Authors: Timur Hammond*, Syracuse University
Topics: Cultural Geography, Political Geography, Urban Geography
Keywords: Turkey, materiality, memory, infrastructure, earthquakes, coup attempt
Session Type: Paper
Presentation File: No File Uploaded

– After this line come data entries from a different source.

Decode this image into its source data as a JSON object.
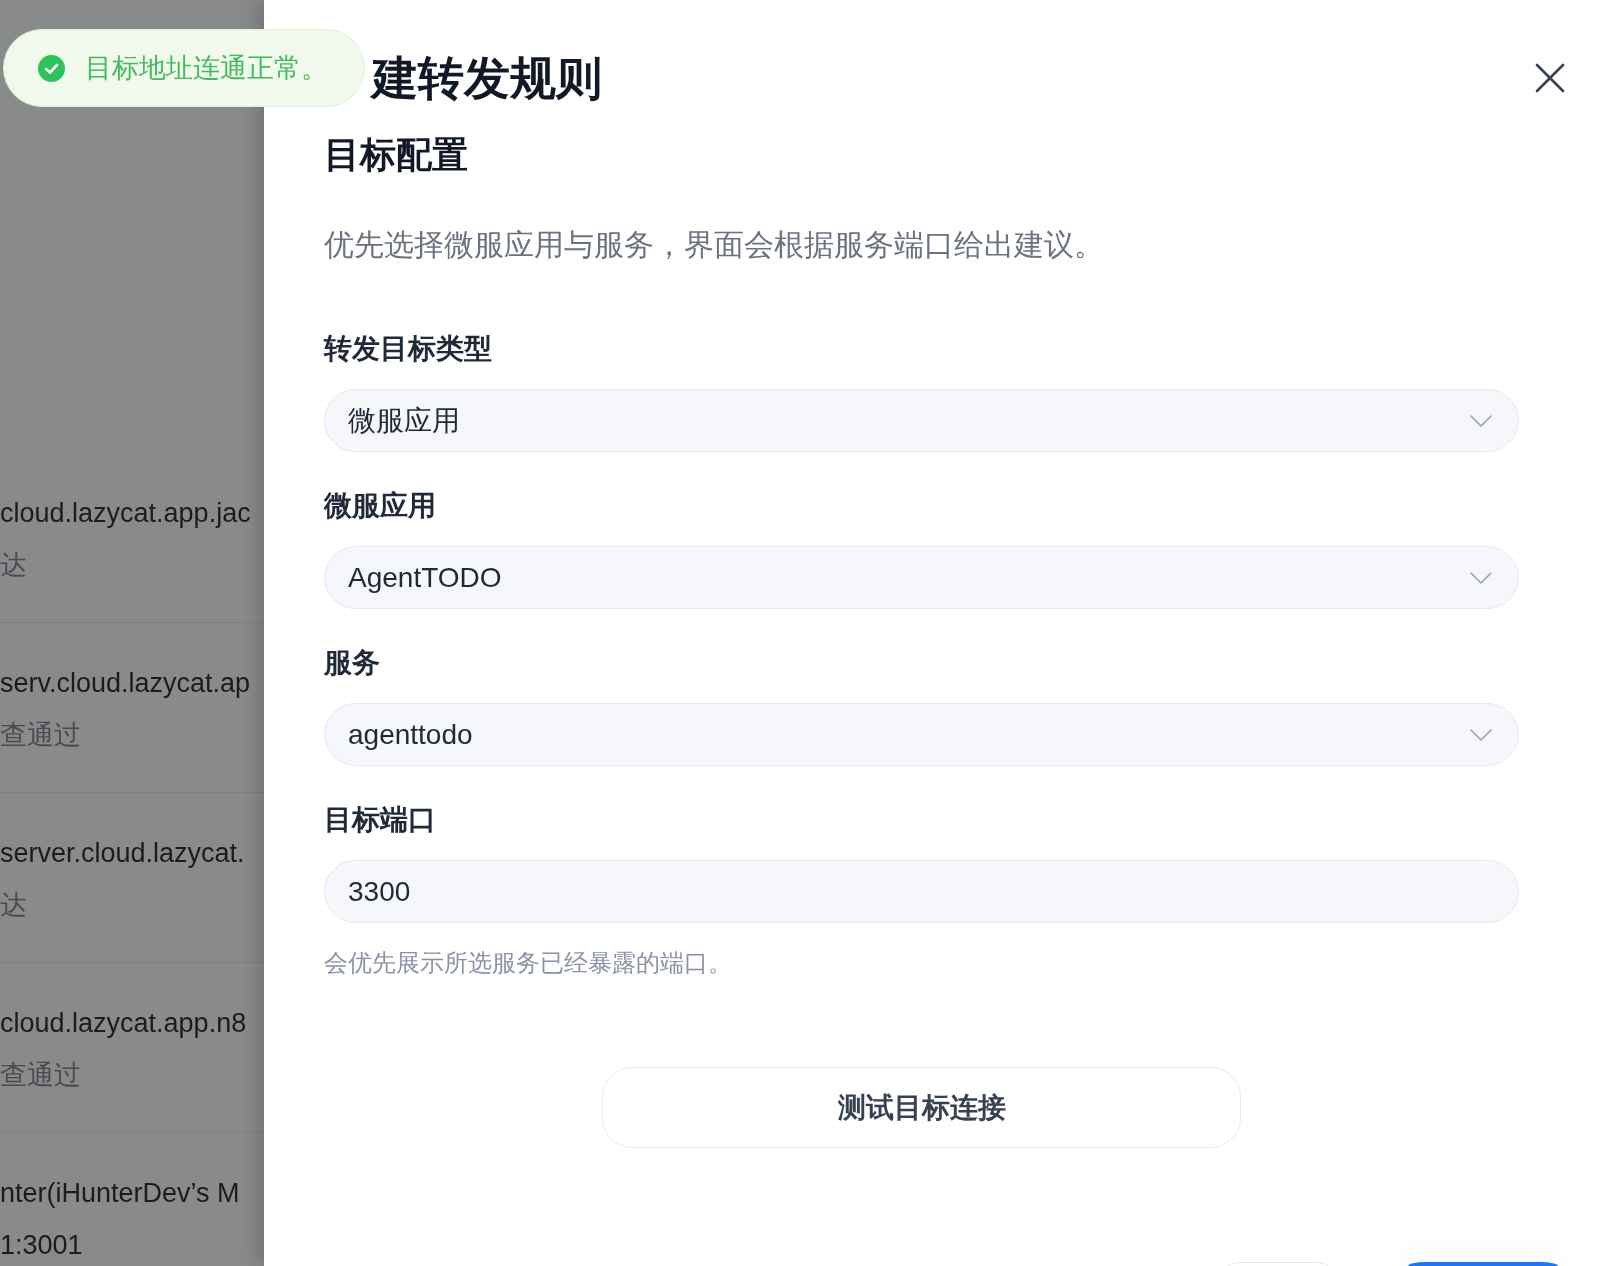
{
  "background_list": [
    {
      "title": "cloud.lazycat.app.jac",
      "subtitle": "达",
      "kind": "status"
    },
    {
      "title": "serv.cloud.lazycat.ap",
      "subtitle": "查通过",
      "kind": "status"
    },
    {
      "title": "server.cloud.lazycat.",
      "subtitle": "达",
      "kind": "status"
    },
    {
      "title": "cloud.lazycat.app.n8",
      "subtitle": "查通过",
      "kind": "status"
    },
    {
      "title": "nter(iHunterDev’s M",
      "subtitle": "1:3001",
      "kind": "address"
    }
  ],
  "toast": {
    "kind": "success",
    "message": "目标地址连通正常。"
  },
  "drawer": {
    "title": "建转发规则",
    "section_title": "目标配置",
    "description": "优先选择微服应用与服务，界面会根据服务端口给出建议。",
    "fields": [
      {
        "label": "转发目标类型",
        "kind": "select",
        "value": "微服应用"
      },
      {
        "label": "微服应用",
        "kind": "select",
        "value": "AgentTODO"
      },
      {
        "label": "服务",
        "kind": "select",
        "value": "agenttodo"
      },
      {
        "label": "目标端口",
        "kind": "input",
        "value": "3300",
        "hint": "会优先展示所选服务已经暴露的端口。"
      }
    ],
    "test_button": "测试目标连接"
  }
}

This paper juxtaposes two memorial narratives circulating in contemporary Turkey. The first involves the complex legacies of the 1999 Marmara quake that killed tens of thousands, left hundreds of thousands homeless, and helped to set in motion a set of political, legal, cultural, and environmental changes. In September 2019, a 5.8 magnitude quake shook much of the city and prompted many to ask what – if anything – had changed. The second has emerged in the aftermath of the July 15, 2016 coup attempt. Commemorating the heroism of the nation and framing the defeat of the coup attempt as an event of world-historical importance, this memorial narrative has become closely associated with the government of President Recep Tayyip Erdoğan. I bring these two narratives together by focusing on the shared infrastructural objects that appear in both: Bridges and buildings. I argue that even though these two narratives seem to have little to do with each other, they in fact help us understand both the power of everyday objects and their limits in Turkey today. Comparing and contrasting how bridges and buildings are woven into broader narratives about responsibility, agency, and authority, this paper sheds light on the politics of contemporary Turkey and raises a set of conceptual questions about durability, trauma, and memorial publics.